To do —
Search the listing below for the string "company" and show each line that contains it.

Dataset —
- - -

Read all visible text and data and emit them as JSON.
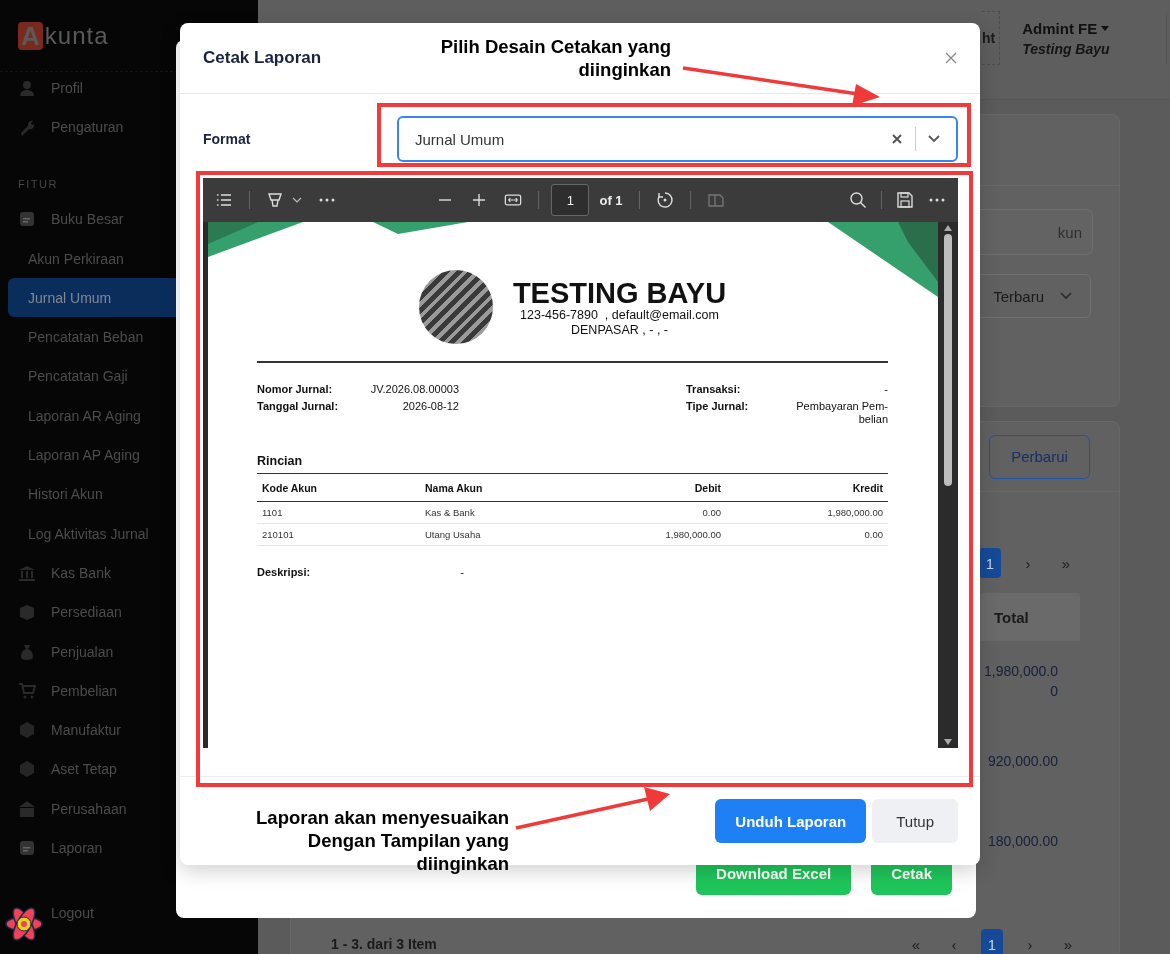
{
  "sidebar": {
    "logo": {
      "mark": "A",
      "text": "kunta"
    },
    "items": [
      {
        "kind": "menu",
        "label": "Profil",
        "selected": false
      },
      {
        "kind": "menu",
        "label": "Pengaturan",
        "selected": false
      },
      {
        "kind": "section",
        "label": "FITUR"
      },
      {
        "kind": "menu",
        "label": "Buku Besar",
        "selected": false
      },
      {
        "kind": "sub",
        "label": "Akun Perkiraan",
        "selected": false
      },
      {
        "kind": "sub",
        "label": "Jurnal Umum",
        "selected": true
      },
      {
        "kind": "sub",
        "label": "Pencatatan Beban",
        "selected": false
      },
      {
        "kind": "sub",
        "label": "Pencatatan Gaji",
        "selected": false
      },
      {
        "kind": "sub",
        "label": "Laporan AR Aging",
        "selected": false
      },
      {
        "kind": "sub",
        "label": "Laporan AP Aging",
        "selected": false
      },
      {
        "kind": "sub",
        "label": "Histori Akun",
        "selected": false
      },
      {
        "kind": "sub",
        "label": "Log Aktivitas Jurnal",
        "selected": false
      },
      {
        "kind": "menu",
        "label": "Kas Bank",
        "selected": false
      },
      {
        "kind": "menu",
        "label": "Persediaan",
        "selected": false
      },
      {
        "kind": "menu",
        "label": "Penjualan",
        "selected": false
      },
      {
        "kind": "menu",
        "label": "Pembelian",
        "selected": false
      },
      {
        "kind": "menu",
        "label": "Manufaktur",
        "selected": false
      },
      {
        "kind": "menu",
        "label": "Aset Tetap",
        "selected": false
      },
      {
        "kind": "menu",
        "label": "Perusahaan",
        "selected": false
      },
      {
        "kind": "menu",
        "label": "Laporan",
        "selected": false
      }
    ],
    "logout": "Logout"
  },
  "header": {
    "button_fragment": "ht",
    "user_name": "Admint FE",
    "company": "Testing Bayu"
  },
  "filters": {
    "search": {
      "placeholder": "kun"
    },
    "sort": "Terbaru"
  },
  "refresh_button": "Perbarui",
  "top_pagination": [
    {
      "label": "1",
      "selected": true
    },
    {
      "label": "›",
      "selected": false
    },
    {
      "label": "»",
      "selected": false
    }
  ],
  "table": {
    "column": "Total",
    "rows": [
      "1,980,000.00",
      "920,000.00",
      "180,000.00"
    ]
  },
  "footer": {
    "summary": "1 - 3. dari 3 Item",
    "pagination": [
      {
        "label": "«",
        "selected": false
      },
      {
        "label": "‹",
        "selected": false
      },
      {
        "label": "1",
        "selected": true
      },
      {
        "label": "›",
        "selected": false
      },
      {
        "label": "»",
        "selected": false
      }
    ]
  },
  "export_dialog": {
    "buttons": [
      "Download Excel",
      "Cetak"
    ]
  },
  "print_dialog": {
    "title": "Cetak Laporan",
    "format_label": "Format",
    "format_value": "Jurnal Umum",
    "viewer": {
      "page_input": "1",
      "page_count": "of 1"
    },
    "document": {
      "company": "TESTING BAYU",
      "contact": "123-456-7890  , default@email.com",
      "address": "DENPASAR , - , -",
      "fields_left": [
        {
          "label": "Nomor Jurnal:",
          "value": "JV.2026.08.00003"
        },
        {
          "label": "Tanggal Jurnal:",
          "value": "2026-08-12"
        }
      ],
      "fields_right": [
        {
          "label": "Transaksi:",
          "value": "-"
        },
        {
          "label": "Tipe Jurnal:",
          "value": "Pembayaran Pem-\nbelian"
        }
      ],
      "section": "Rincian",
      "columns": [
        "Kode Akun",
        "Nama Akun",
        "Debit",
        "Kredit"
      ],
      "rows": [
        [
          "1101",
          "Kas & Bank",
          "0.00",
          "1,980,000.00"
        ],
        [
          "210101",
          "Utang Usaha",
          "1,980,000.00",
          "0.00"
        ]
      ],
      "description_label": "Deskripsi:",
      "description": "-"
    },
    "buttons": [
      {
        "label": "Unduh Laporan",
        "kind": "primary"
      },
      {
        "label": "Tutup",
        "kind": "secondary"
      }
    ]
  },
  "annotations": [
    {
      "text": "Pilih Desain Cetakan yang\ndiinginkan"
    },
    {
      "text": "Laporan akan menyesuaikan\nDengan Tampilan yang\ndiinginkan"
    }
  ]
}
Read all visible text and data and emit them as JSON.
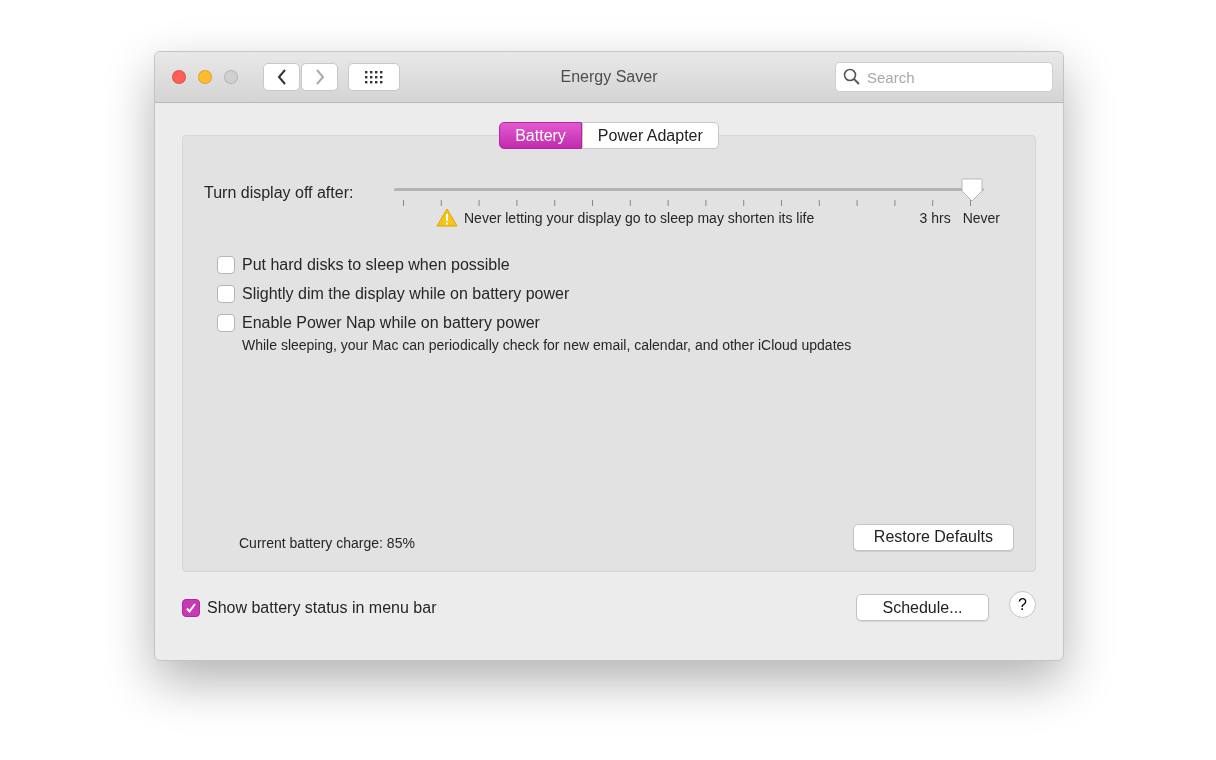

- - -

Task result —
    "company": "Testing Bayu"
      "company": "TESTING BAYU",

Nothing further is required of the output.